Restate exactly, and only, the lines from the one with "Give me the" through the end of the data, with both of those end lines kept. Drop any pictures.

● ● ● ● ● ● ●

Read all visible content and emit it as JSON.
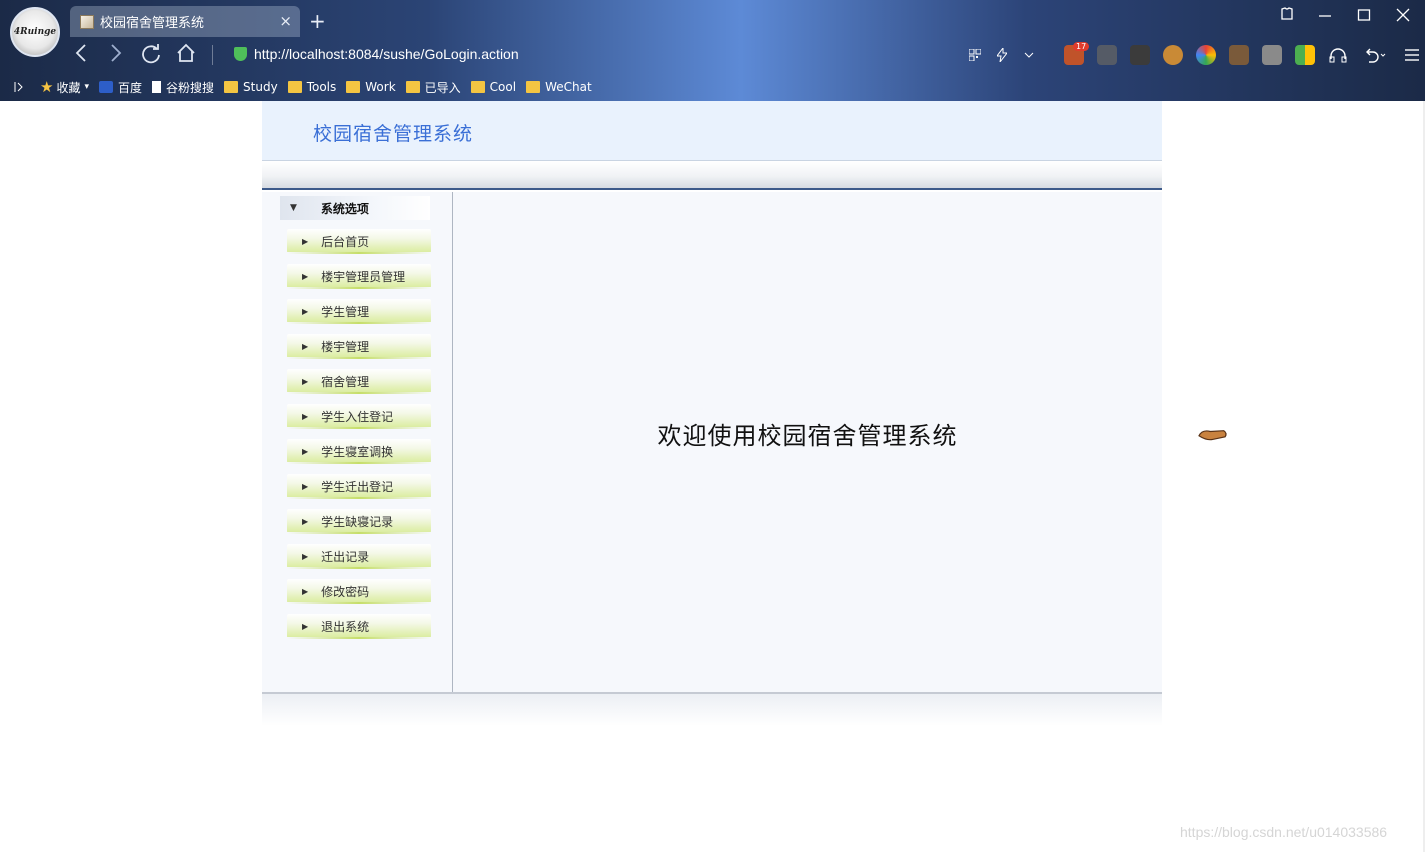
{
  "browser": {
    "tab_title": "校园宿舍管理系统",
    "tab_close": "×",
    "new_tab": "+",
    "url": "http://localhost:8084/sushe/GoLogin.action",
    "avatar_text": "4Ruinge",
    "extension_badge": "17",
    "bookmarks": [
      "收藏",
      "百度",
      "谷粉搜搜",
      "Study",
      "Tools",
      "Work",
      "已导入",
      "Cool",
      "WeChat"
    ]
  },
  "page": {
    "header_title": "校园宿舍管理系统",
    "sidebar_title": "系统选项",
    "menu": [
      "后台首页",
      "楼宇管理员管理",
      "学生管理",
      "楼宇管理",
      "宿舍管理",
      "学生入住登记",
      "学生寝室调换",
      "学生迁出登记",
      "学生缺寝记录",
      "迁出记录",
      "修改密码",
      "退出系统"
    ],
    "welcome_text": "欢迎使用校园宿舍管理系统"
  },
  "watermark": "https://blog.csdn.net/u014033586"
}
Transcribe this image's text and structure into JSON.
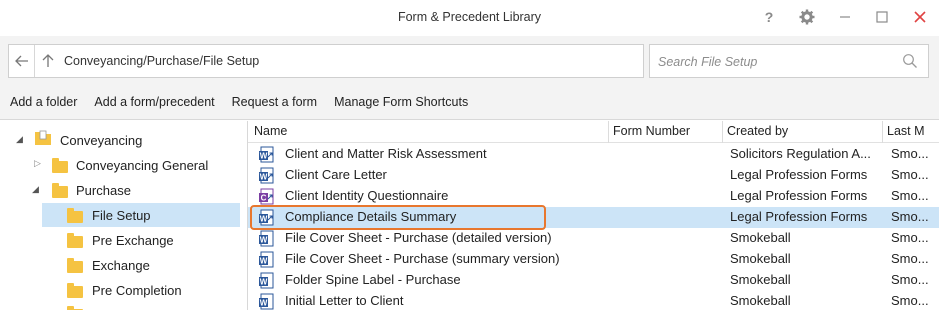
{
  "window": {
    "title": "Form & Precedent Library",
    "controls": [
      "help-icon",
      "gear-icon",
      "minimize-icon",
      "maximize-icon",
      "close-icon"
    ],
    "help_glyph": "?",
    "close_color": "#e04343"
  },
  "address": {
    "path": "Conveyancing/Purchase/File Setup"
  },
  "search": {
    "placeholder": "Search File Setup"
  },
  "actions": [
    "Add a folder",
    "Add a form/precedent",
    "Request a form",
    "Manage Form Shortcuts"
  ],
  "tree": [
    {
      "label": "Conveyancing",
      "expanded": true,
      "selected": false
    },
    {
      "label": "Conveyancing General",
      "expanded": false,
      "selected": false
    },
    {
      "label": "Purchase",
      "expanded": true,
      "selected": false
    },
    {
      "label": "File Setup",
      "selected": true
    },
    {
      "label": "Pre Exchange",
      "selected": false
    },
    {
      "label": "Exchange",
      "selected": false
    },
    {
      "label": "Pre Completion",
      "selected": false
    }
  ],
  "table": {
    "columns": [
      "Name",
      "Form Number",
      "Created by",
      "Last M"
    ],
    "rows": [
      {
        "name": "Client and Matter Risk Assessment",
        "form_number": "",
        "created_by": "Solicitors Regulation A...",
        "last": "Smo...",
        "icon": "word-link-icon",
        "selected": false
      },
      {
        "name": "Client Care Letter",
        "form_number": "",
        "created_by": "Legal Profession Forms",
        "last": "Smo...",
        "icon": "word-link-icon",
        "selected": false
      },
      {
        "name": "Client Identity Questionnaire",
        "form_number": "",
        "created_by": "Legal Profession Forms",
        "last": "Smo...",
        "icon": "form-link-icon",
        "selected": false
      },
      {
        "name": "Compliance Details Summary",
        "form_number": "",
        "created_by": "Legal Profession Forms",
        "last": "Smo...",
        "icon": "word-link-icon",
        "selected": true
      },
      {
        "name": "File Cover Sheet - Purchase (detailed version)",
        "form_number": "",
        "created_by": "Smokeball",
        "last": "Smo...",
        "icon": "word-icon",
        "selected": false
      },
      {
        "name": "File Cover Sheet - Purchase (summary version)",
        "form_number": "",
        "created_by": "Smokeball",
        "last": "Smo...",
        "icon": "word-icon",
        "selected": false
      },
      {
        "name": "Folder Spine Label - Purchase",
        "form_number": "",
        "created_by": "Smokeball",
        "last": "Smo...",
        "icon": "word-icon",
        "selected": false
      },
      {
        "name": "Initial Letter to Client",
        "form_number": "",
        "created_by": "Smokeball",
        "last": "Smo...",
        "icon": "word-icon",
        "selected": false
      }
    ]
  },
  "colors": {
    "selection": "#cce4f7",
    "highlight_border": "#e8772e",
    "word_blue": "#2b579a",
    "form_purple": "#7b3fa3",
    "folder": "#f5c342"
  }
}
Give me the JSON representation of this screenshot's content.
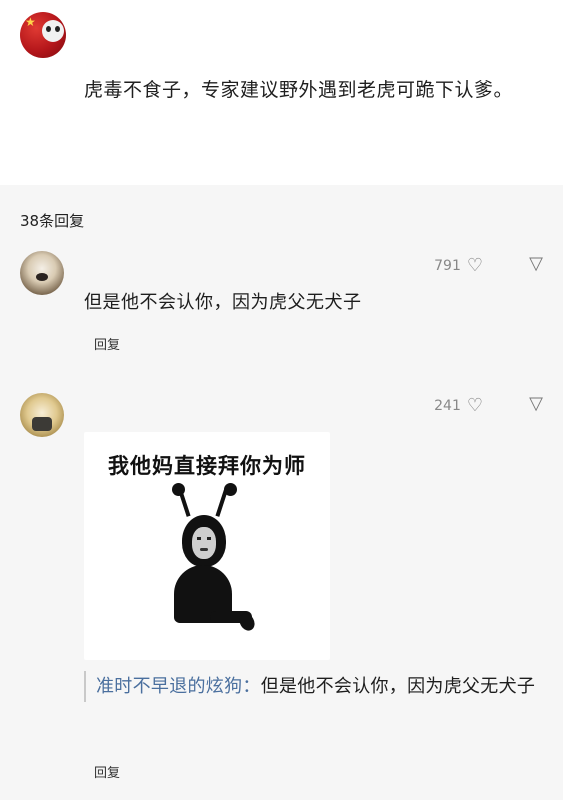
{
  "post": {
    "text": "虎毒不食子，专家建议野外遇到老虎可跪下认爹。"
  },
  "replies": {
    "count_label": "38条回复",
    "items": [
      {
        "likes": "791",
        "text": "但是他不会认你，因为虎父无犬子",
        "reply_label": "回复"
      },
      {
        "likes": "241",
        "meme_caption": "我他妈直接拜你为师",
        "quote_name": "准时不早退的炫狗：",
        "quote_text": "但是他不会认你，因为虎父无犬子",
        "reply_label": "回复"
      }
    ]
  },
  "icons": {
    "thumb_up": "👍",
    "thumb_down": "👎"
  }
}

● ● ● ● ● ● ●

• _ANSWER TO THE EXERCISE_:
Give me the JSON representation of this screenshot's content.
{
  "post": {
    "text": "虎毒不食子，专家建议野外遇到老虎可跪下认爹。"
  },
  "replies": {
    "count_label": "38条回复",
    "items": [
      {
        "likes": "791",
        "text": "但是他不会认你，因为虎父无犬子",
        "reply_label": "回复"
      },
      {
        "likes": "241",
        "meme_caption": "我他妈直接拜你为师",
        "quote_name": "准时不早退的炫狗：",
        "quote_text": "但是他不会认你，因为虎父无犬子",
        "reply_label": "回复"
      }
    ]
  },
  "icons": {
    "thumb_up": "👍",
    "thumb_down": "👎"
  }
}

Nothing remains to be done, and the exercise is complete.